Search the entries below. Return every line that has "크리에이터" in it.

#### EXTRACTED MATERIAL
+ + + + +

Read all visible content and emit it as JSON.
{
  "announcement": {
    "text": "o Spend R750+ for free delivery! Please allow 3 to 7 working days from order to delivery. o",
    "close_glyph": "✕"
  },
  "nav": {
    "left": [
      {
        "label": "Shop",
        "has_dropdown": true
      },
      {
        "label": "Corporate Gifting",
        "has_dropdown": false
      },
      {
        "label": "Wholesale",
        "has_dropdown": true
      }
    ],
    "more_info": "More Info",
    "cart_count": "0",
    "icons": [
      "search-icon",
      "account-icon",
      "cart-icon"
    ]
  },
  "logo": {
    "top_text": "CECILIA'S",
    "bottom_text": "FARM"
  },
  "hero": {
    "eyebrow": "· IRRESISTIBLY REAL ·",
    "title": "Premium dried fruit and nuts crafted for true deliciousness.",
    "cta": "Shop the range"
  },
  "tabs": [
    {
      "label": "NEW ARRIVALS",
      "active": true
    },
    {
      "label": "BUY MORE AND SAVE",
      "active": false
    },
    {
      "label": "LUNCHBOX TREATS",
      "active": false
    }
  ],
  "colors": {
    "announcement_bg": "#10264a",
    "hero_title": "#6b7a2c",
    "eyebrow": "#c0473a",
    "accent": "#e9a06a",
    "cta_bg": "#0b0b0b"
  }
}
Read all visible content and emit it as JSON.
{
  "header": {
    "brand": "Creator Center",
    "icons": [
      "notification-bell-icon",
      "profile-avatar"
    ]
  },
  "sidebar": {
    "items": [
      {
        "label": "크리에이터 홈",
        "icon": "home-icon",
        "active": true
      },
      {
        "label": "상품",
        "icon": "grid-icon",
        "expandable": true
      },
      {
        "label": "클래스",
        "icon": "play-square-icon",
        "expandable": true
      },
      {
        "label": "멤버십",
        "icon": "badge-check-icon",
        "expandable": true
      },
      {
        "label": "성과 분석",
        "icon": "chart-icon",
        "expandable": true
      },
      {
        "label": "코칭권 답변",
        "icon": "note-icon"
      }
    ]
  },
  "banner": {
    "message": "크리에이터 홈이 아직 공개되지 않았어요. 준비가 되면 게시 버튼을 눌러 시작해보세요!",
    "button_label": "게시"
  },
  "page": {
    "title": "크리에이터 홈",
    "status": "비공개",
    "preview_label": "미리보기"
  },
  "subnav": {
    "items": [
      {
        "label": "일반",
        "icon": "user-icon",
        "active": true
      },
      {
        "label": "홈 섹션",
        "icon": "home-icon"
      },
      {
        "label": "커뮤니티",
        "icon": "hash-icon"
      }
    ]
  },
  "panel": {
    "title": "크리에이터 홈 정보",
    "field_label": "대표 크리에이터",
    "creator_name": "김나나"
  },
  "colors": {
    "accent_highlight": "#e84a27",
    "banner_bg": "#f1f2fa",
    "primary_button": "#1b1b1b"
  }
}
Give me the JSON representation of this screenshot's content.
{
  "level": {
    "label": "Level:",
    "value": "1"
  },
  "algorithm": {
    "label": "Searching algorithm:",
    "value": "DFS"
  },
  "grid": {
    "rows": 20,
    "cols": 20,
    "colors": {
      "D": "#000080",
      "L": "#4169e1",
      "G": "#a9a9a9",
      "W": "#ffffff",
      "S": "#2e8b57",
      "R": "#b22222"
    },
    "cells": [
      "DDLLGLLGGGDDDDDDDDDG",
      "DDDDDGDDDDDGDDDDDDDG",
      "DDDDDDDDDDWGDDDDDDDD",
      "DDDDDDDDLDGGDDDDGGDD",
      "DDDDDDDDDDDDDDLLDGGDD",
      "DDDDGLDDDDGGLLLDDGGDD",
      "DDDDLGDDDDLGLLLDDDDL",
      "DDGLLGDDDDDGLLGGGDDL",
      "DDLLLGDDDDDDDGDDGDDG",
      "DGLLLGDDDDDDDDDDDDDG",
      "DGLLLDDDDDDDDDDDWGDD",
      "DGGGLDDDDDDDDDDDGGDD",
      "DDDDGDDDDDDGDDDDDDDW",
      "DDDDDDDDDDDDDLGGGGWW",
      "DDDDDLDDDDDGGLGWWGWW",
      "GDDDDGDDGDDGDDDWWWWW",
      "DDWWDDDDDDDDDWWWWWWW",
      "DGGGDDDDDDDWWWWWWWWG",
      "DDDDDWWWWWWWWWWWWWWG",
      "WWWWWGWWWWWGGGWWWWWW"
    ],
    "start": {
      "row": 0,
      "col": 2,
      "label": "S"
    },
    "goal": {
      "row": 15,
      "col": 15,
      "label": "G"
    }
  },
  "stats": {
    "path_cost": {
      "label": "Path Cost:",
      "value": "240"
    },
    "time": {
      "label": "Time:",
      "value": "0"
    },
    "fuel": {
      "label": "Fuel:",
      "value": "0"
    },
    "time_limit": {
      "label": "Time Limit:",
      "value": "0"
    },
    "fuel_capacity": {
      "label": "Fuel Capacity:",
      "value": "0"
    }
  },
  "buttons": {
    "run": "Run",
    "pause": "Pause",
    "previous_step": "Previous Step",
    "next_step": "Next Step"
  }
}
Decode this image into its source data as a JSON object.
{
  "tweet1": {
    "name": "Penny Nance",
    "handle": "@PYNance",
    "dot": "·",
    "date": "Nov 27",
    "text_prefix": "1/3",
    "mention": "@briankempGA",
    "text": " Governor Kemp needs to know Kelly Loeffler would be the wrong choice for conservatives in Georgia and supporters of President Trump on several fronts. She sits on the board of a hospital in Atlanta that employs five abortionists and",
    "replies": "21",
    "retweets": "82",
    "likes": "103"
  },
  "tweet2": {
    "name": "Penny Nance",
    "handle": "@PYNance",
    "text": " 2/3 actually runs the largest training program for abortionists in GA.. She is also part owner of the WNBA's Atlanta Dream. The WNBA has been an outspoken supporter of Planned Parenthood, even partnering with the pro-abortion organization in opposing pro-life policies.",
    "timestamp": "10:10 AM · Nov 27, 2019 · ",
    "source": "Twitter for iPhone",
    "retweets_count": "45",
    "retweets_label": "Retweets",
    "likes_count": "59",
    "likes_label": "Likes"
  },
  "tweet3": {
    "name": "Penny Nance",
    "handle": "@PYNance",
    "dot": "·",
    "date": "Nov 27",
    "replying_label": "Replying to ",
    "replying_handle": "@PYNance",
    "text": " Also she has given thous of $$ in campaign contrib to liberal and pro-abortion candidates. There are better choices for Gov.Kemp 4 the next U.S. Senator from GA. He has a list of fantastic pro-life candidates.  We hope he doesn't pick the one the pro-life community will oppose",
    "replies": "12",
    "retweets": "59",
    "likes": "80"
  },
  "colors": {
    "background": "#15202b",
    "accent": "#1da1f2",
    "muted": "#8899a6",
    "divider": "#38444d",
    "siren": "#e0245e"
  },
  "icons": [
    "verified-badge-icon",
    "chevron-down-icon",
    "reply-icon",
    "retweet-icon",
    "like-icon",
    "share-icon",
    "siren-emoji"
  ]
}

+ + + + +

#### RESPONSE TO THE TASK
        "label": "크리에이터 홈",
    "message": "크리에이터 홈이 아직 공개되지 않았어요. 준비가 되면 게시 버튼을 눌러 시작해보세요!",
    "title": "크리에이터 홈",
    "title": "크리에이터 홈 정보",
    "field_label": "대표 크리에이터",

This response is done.